Lift out each line of the data that holds "изделия".

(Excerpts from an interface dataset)
[Start of Attachment]

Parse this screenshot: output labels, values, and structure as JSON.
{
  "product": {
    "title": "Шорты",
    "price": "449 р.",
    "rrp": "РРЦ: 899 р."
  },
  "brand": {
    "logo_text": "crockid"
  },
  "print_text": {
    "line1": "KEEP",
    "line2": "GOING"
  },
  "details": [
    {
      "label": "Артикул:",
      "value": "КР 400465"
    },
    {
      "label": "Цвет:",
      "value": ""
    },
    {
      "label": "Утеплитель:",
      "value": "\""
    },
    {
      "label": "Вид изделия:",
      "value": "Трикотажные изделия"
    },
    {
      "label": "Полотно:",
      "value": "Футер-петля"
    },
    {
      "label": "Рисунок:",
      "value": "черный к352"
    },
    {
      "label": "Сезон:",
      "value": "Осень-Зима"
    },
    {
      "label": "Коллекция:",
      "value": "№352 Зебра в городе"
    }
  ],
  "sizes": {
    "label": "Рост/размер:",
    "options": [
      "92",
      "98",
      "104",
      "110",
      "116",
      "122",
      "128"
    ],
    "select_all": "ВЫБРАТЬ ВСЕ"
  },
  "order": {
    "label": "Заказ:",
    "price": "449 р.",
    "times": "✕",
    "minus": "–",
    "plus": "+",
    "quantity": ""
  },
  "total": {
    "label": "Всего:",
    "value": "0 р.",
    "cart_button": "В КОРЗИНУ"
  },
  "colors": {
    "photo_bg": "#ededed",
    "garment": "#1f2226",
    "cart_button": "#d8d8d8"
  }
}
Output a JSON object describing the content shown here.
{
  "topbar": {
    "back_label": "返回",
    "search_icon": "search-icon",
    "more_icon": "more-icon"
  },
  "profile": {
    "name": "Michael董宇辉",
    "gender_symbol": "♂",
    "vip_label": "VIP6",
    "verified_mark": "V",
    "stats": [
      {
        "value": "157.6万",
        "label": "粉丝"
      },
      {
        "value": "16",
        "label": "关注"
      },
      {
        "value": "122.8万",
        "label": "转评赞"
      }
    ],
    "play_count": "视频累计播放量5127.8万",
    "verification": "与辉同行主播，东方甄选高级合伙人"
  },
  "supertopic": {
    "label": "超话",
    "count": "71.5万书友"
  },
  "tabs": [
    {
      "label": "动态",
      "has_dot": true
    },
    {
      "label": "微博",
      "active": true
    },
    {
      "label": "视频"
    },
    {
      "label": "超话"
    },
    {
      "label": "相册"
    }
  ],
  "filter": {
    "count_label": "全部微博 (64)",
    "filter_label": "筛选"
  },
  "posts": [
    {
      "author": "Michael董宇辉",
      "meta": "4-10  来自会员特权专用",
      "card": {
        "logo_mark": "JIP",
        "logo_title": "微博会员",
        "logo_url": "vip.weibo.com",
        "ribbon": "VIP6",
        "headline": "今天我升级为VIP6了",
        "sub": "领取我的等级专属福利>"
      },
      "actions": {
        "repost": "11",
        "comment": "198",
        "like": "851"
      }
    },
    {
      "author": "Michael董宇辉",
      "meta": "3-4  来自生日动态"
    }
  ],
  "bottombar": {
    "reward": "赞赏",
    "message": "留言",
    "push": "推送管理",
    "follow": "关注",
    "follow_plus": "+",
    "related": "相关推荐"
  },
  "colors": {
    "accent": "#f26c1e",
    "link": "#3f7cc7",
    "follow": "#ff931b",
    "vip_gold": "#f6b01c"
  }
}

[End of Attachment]

(ANSWER BOX)
      "label": "Вид изделия:",
      "value": "Трикотажные изделия"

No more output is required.